→ WHAT TO PRODUCE:
Set down each entry again exactly as written.

[Dataset records]
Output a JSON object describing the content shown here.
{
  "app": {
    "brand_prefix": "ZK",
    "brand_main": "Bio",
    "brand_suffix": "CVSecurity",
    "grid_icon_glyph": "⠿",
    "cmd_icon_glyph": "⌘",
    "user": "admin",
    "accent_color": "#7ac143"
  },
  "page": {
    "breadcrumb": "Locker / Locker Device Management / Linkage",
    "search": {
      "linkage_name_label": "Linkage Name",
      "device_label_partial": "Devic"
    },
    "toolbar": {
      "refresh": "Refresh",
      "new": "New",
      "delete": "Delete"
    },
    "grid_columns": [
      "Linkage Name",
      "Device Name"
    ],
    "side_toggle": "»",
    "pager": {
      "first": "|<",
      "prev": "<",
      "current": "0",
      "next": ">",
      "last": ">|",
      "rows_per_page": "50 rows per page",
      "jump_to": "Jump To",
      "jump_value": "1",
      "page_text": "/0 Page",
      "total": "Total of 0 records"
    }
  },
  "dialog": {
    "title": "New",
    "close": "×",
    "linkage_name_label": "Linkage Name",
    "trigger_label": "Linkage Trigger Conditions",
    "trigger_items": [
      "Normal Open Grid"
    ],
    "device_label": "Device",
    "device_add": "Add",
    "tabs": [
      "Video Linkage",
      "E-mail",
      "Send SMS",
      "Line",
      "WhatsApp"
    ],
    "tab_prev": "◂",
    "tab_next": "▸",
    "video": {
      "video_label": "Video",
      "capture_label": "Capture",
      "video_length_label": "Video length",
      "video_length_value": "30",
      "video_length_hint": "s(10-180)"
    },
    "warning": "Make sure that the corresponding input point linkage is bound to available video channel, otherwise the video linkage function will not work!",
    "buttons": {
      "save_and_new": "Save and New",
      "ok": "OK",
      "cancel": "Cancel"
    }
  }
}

→ SOLUTION FOR THIS EXERCISE:
Output a JSON object describing the content shown here.
{
  "app": {
    "brand_prefix": "ZK",
    "brand_main": "Bio",
    "brand_suffix": "CVSecurity",
    "grid_icon_glyph": "⠿",
    "cmd_icon_glyph": "⌘",
    "user": "admin",
    "accent_color": "#7ac143"
  },
  "page": {
    "breadcrumb": "Locker / Locker Device Management / Linkage",
    "search": {
      "linkage_name_label": "Linkage Name",
      "device_label_partial": "Devic"
    },
    "toolbar": {
      "refresh": "Refresh",
      "new": "New",
      "delete": "Delete"
    },
    "grid_columns": [
      "Linkage Name",
      "Device Name"
    ],
    "side_toggle": "»",
    "pager": {
      "first": "|<",
      "prev": "<",
      "current": "0",
      "next": ">",
      "last": ">|",
      "rows_per_page": "50 rows per page",
      "jump_to": "Jump To",
      "jump_value": "1",
      "page_text": "/0 Page",
      "total": "Total of 0 records"
    }
  },
  "dialog": {
    "title": "New",
    "close": "×",
    "linkage_name_label": "Linkage Name",
    "trigger_label": "Linkage Trigger Conditions",
    "trigger_items": [
      "Normal Open Grid"
    ],
    "device_label": "Device",
    "device_add": "Add",
    "tabs": [
      "Video Linkage",
      "E-mail",
      "Send SMS",
      "Line",
      "WhatsApp"
    ],
    "tab_prev": "◂",
    "tab_next": "▸",
    "video": {
      "video_label": "Video",
      "capture_label": "Capture",
      "video_length_label": "Video length",
      "video_length_value": "30",
      "video_length_hint": "s(10-180)"
    },
    "warning": "Make sure that the corresponding input point linkage is bound to available video channel, otherwise the video linkage function will not work!",
    "buttons": {
      "save_and_new": "Save and New",
      "ok": "OK",
      "cancel": "Cancel"
    }
  }
}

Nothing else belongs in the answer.